Though the vast majority of the Met's Islamic collection comprises historical artifacts, we have recently started collecting contemporary art from the regions represented in our galleries. Deciding what exactly is included in the field of contemporary Islamic art is an issue that has been heatedly debated in past years, including most recently at a conference, Contemporary Islamic Art, Design, and Architecture 2015, that I attended in Singapore just a few weeks ago. Scholars have differing opinions of how to define or label works from this category, and our department takes its own particular approach. For us, the collecting mandate is that modern and contemporary works must relate to the historical collection.
A popular theme for some contemporary Iranian artists is to use iconography that refers to the Persian national epic, the Shahnama (Book of Kings), originally composed by Abu'l Qasim Firdausi (935–1020). In the work above, Rustam Returns at Age 30 after Being Brought Up Abroad, Iranian artist Siamak Filizadeh uses new media and popular culture to reference the hero Rustam. This same character appears in illustrations found in various manuscripts of the Shahnama, including the famous sixteenth-century version created for Shah Tahmasp.
Identifiable by his leopard-skin helmet in both the historical and the contemporary depictions, artists have usually portrayed Rustam in a manner that highlights his bravery and strength. In Filizadeh's work, he represents Rustam the hero as a muscular bodybuilder, with the letter "R" covering a red-and-yellow Superman logo on his bare chest. Here, he holds a rocket-propelled grenade launcher with a small decal of the film character Rambo and wears a Dolce and Gabbana belt. Contemporary Rustam appears with a tiled Safavid-style arch and rocks akin to those found in Persian miniature painting, as well as the Shahyad monument (Burj-i Azadi) built in 1971, considered to be the quintessential symbol of and gateway to modern Tehran.
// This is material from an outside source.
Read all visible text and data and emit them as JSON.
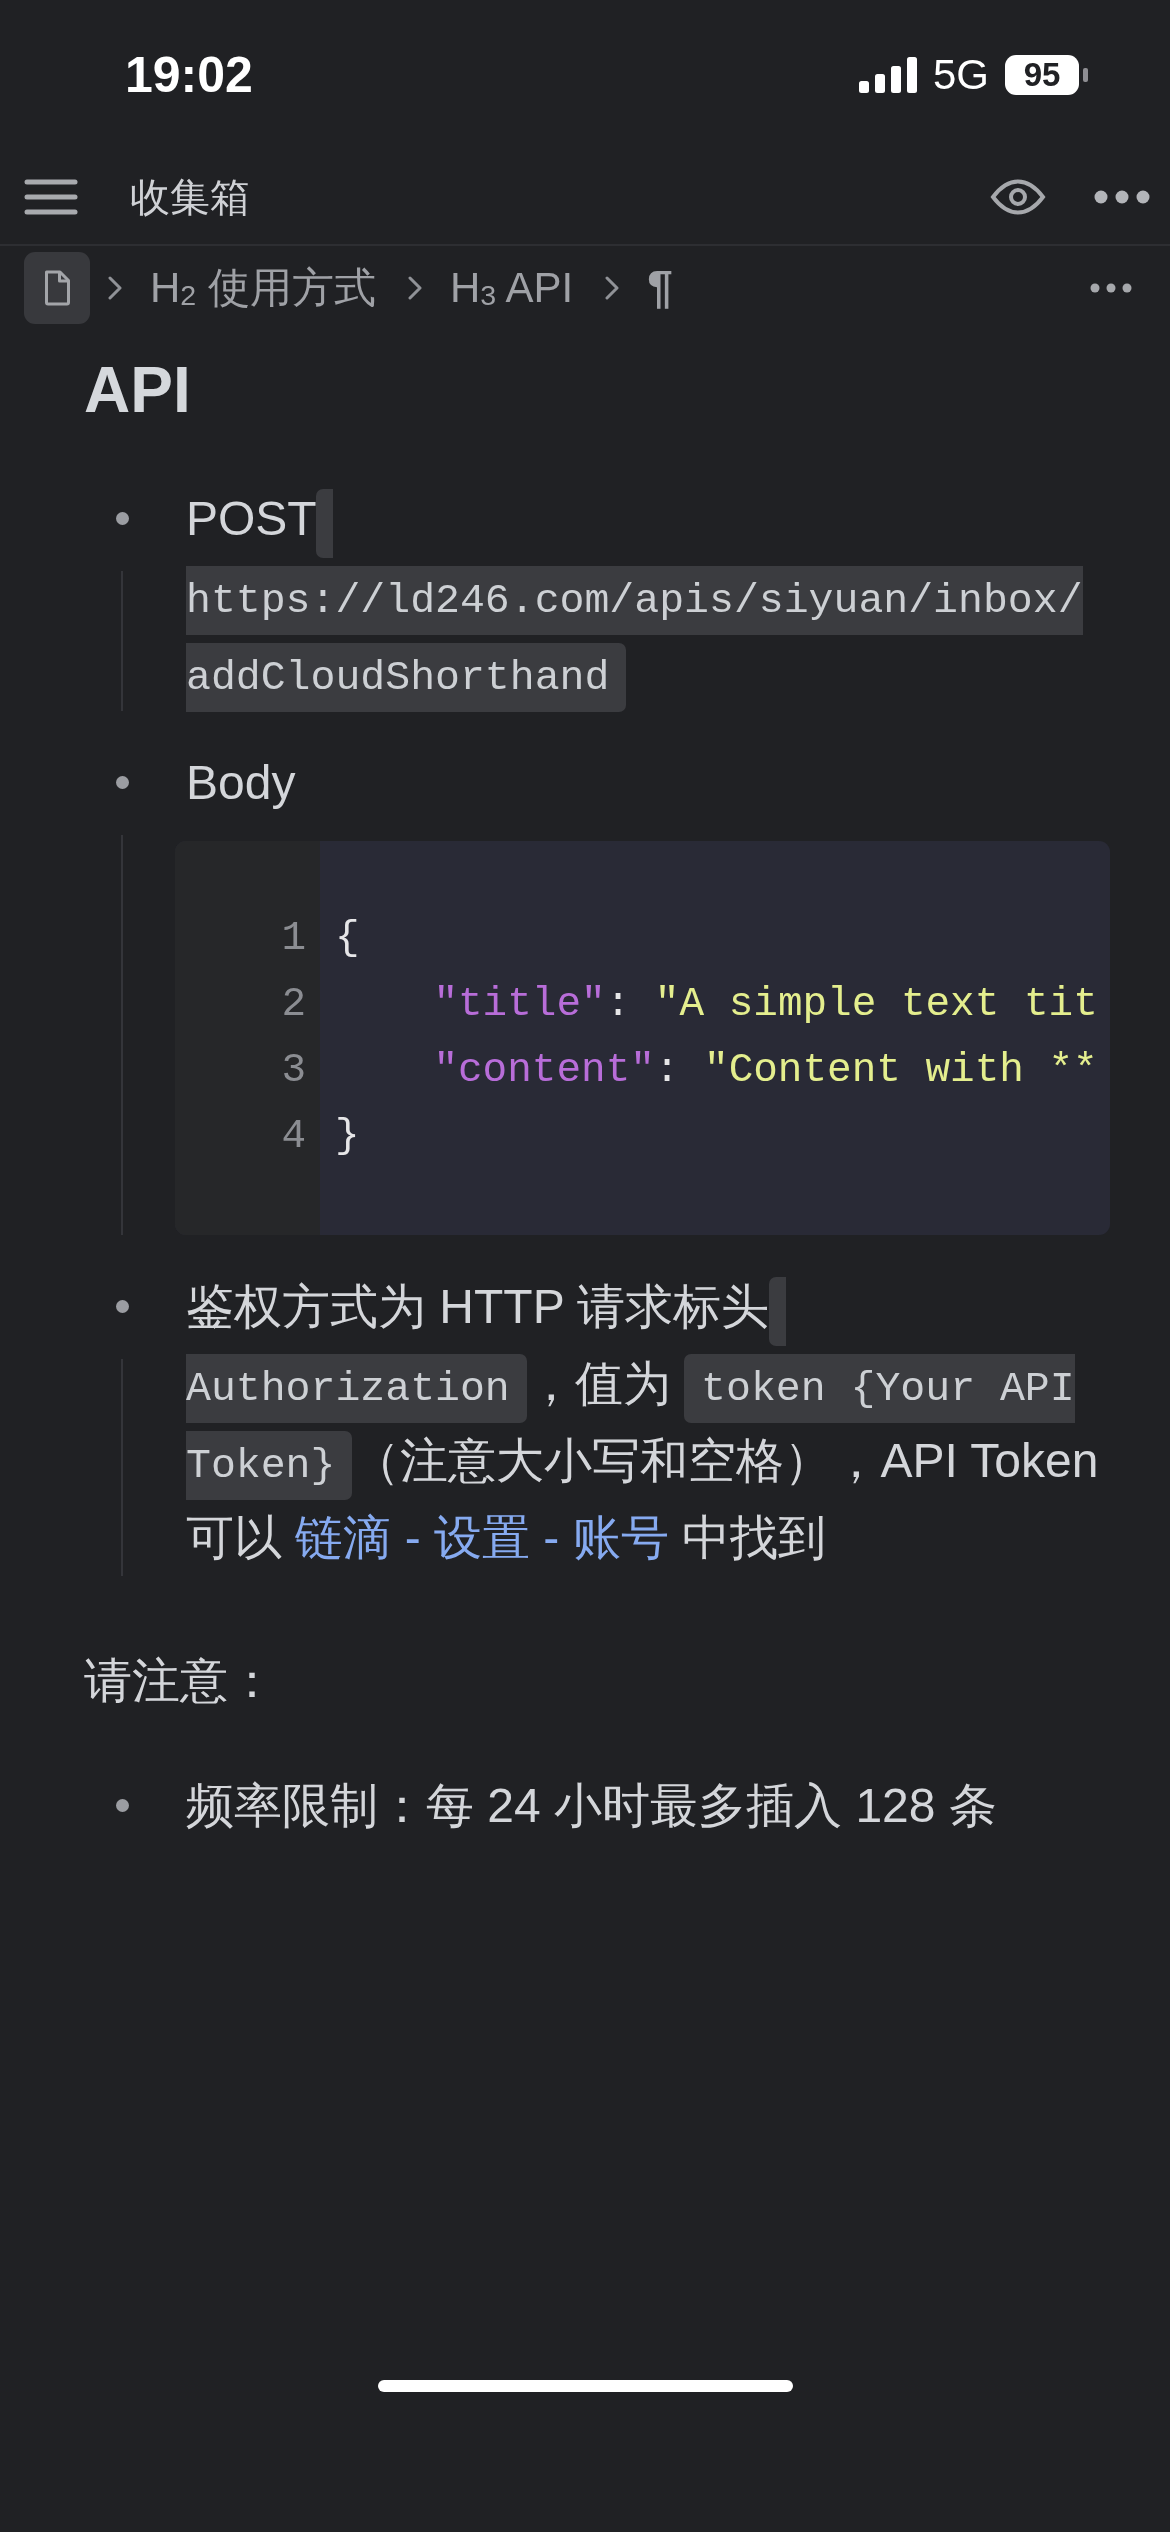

The work is a whimsical creation of an immediately identifiable character and uses visual cues to bridge chronology between historical and contemporary Islamic art.
Meanwhile, in Sadegh Tirafkan's Multitude 10, the artist creates a digital photo collage of young Iranian girls performing exercises in a gym class.